[Action item]
Print every one of the records verbatim, omitting nothing.

[Source information]
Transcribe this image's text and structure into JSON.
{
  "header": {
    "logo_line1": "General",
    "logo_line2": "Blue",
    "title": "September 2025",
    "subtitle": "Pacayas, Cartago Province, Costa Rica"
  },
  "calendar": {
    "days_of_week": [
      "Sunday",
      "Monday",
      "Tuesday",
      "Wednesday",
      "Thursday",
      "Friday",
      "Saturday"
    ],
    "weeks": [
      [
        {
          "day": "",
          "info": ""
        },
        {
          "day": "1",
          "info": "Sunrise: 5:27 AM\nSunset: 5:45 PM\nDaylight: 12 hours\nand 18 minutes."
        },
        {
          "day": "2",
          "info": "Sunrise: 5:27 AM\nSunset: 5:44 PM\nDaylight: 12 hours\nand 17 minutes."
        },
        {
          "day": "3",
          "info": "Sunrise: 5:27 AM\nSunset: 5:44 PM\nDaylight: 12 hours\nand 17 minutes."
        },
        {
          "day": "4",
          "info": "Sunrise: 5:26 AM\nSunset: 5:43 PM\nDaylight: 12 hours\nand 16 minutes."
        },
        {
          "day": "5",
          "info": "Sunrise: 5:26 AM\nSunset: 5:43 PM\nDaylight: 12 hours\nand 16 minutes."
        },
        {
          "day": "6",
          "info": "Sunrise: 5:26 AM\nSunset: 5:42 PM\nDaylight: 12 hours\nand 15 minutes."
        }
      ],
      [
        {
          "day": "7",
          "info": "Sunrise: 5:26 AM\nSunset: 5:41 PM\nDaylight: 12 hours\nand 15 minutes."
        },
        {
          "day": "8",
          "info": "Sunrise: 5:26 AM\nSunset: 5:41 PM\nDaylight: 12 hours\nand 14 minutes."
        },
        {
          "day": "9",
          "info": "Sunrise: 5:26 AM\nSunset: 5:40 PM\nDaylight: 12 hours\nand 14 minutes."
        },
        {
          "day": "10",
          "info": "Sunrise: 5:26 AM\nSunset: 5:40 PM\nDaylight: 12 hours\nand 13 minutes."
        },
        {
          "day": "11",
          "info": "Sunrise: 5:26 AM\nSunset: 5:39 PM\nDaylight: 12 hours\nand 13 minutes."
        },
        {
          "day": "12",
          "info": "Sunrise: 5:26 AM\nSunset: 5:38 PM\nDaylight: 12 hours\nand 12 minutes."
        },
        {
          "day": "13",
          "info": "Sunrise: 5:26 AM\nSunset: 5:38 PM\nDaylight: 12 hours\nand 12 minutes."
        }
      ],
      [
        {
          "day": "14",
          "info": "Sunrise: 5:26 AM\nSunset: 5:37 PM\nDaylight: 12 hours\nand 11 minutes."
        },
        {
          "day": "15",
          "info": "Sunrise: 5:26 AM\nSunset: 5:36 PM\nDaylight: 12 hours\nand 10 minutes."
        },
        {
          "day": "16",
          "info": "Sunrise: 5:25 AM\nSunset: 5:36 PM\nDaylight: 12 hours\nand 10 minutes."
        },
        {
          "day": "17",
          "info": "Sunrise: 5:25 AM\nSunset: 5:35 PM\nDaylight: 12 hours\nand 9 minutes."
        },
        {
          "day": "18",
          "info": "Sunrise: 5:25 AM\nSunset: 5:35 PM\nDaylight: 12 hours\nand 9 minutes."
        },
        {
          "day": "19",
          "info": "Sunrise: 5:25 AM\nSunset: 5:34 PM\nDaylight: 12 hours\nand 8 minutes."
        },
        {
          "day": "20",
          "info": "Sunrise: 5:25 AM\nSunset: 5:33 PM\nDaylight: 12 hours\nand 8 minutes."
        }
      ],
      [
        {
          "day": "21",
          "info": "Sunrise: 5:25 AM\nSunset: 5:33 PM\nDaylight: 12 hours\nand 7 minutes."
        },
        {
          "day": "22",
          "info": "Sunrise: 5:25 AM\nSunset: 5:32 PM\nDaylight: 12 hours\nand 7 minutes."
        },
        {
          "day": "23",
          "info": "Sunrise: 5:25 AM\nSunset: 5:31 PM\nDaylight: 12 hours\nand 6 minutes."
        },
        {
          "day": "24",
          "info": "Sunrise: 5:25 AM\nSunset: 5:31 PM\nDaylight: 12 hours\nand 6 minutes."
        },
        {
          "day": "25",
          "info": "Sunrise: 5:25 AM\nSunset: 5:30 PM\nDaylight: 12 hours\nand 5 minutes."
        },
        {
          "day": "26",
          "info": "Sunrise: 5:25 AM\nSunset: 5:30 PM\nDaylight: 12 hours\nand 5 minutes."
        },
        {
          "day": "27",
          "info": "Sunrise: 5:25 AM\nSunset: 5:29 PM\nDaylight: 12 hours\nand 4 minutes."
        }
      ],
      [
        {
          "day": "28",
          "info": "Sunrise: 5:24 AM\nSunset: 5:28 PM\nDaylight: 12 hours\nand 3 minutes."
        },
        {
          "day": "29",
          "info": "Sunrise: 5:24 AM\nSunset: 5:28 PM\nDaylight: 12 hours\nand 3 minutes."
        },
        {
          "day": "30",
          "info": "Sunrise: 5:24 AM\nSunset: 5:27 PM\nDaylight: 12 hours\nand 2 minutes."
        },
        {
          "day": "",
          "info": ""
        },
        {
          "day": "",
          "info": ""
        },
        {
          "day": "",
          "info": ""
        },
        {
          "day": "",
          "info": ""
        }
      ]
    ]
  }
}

[Written answer]
Transcribe this image's text and structure into JSON.
{
  "header": {
    "logo_line1": "General",
    "logo_line2": "Blue",
    "title": "September 2025",
    "subtitle": "Pacayas, Cartago Province, Costa Rica"
  },
  "calendar": {
    "days_of_week": [
      "Sunday",
      "Monday",
      "Tuesday",
      "Wednesday",
      "Thursday",
      "Friday",
      "Saturday"
    ],
    "weeks": [
      [
        {
          "day": "",
          "info": ""
        },
        {
          "day": "1",
          "info": "Sunrise: 5:27 AM\nSunset: 5:45 PM\nDaylight: 12 hours\nand 18 minutes."
        },
        {
          "day": "2",
          "info": "Sunrise: 5:27 AM\nSunset: 5:44 PM\nDaylight: 12 hours\nand 17 minutes."
        },
        {
          "day": "3",
          "info": "Sunrise: 5:27 AM\nSunset: 5:44 PM\nDaylight: 12 hours\nand 17 minutes."
        },
        {
          "day": "4",
          "info": "Sunrise: 5:26 AM\nSunset: 5:43 PM\nDaylight: 12 hours\nand 16 minutes."
        },
        {
          "day": "5",
          "info": "Sunrise: 5:26 AM\nSunset: 5:43 PM\nDaylight: 12 hours\nand 16 minutes."
        },
        {
          "day": "6",
          "info": "Sunrise: 5:26 AM\nSunset: 5:42 PM\nDaylight: 12 hours\nand 15 minutes."
        }
      ],
      [
        {
          "day": "7",
          "info": "Sunrise: 5:26 AM\nSunset: 5:41 PM\nDaylight: 12 hours\nand 15 minutes."
        },
        {
          "day": "8",
          "info": "Sunrise: 5:26 AM\nSunset: 5:41 PM\nDaylight: 12 hours\nand 14 minutes."
        },
        {
          "day": "9",
          "info": "Sunrise: 5:26 AM\nSunset: 5:40 PM\nDaylight: 12 hours\nand 14 minutes."
        },
        {
          "day": "10",
          "info": "Sunrise: 5:26 AM\nSunset: 5:40 PM\nDaylight: 12 hours\nand 13 minutes."
        },
        {
          "day": "11",
          "info": "Sunrise: 5:26 AM\nSunset: 5:39 PM\nDaylight: 12 hours\nand 13 minutes."
        },
        {
          "day": "12",
          "info": "Sunrise: 5:26 AM\nSunset: 5:38 PM\nDaylight: 12 hours\nand 12 minutes."
        },
        {
          "day": "13",
          "info": "Sunrise: 5:26 AM\nSunset: 5:38 PM\nDaylight: 12 hours\nand 12 minutes."
        }
      ],
      [
        {
          "day": "14",
          "info": "Sunrise: 5:26 AM\nSunset: 5:37 PM\nDaylight: 12 hours\nand 11 minutes."
        },
        {
          "day": "15",
          "info": "Sunrise: 5:26 AM\nSunset: 5:36 PM\nDaylight: 12 hours\nand 10 minutes."
        },
        {
          "day": "16",
          "info": "Sunrise: 5:25 AM\nSunset: 5:36 PM\nDaylight: 12 hours\nand 10 minutes."
        },
        {
          "day": "17",
          "info": "Sunrise: 5:25 AM\nSunset: 5:35 PM\nDaylight: 12 hours\nand 9 minutes."
        },
        {
          "day": "18",
          "info": "Sunrise: 5:25 AM\nSunset: 5:35 PM\nDaylight: 12 hours\nand 9 minutes."
        },
        {
          "day": "19",
          "info": "Sunrise: 5:25 AM\nSunset: 5:34 PM\nDaylight: 12 hours\nand 8 minutes."
        },
        {
          "day": "20",
          "info": "Sunrise: 5:25 AM\nSunset: 5:33 PM\nDaylight: 12 hours\nand 8 minutes."
        }
      ],
      [
        {
          "day": "21",
          "info": "Sunrise: 5:25 AM\nSunset: 5:33 PM\nDaylight: 12 hours\nand 7 minutes."
        },
        {
          "day": "22",
          "info": "Sunrise: 5:25 AM\nSunset: 5:32 PM\nDaylight: 12 hours\nand 7 minutes."
        },
        {
          "day": "23",
          "info": "Sunrise: 5:25 AM\nSunset: 5:31 PM\nDaylight: 12 hours\nand 6 minutes."
        },
        {
          "day": "24",
          "info": "Sunrise: 5:25 AM\nSunset: 5:31 PM\nDaylight: 12 hours\nand 6 minutes."
        },
        {
          "day": "25",
          "info": "Sunrise: 5:25 AM\nSunset: 5:30 PM\nDaylight: 12 hours\nand 5 minutes."
        },
        {
          "day": "26",
          "info": "Sunrise: 5:25 AM\nSunset: 5:30 PM\nDaylight: 12 hours\nand 5 minutes."
        },
        {
          "day": "27",
          "info": "Sunrise: 5:25 AM\nSunset: 5:29 PM\nDaylight: 12 hours\nand 4 minutes."
        }
      ],
      [
        {
          "day": "28",
          "info": "Sunrise: 5:24 AM\nSunset: 5:28 PM\nDaylight: 12 hours\nand 3 minutes."
        },
        {
          "day": "29",
          "info": "Sunrise: 5:24 AM\nSunset: 5:28 PM\nDaylight: 12 hours\nand 3 minutes."
        },
        {
          "day": "30",
          "info": "Sunrise: 5:24 AM\nSunset: 5:27 PM\nDaylight: 12 hours\nand 2 minutes."
        },
        {
          "day": "",
          "info": ""
        },
        {
          "day": "",
          "info": ""
        },
        {
          "day": "",
          "info": ""
        },
        {
          "day": "",
          "info": ""
        }
      ]
    ]
  }
}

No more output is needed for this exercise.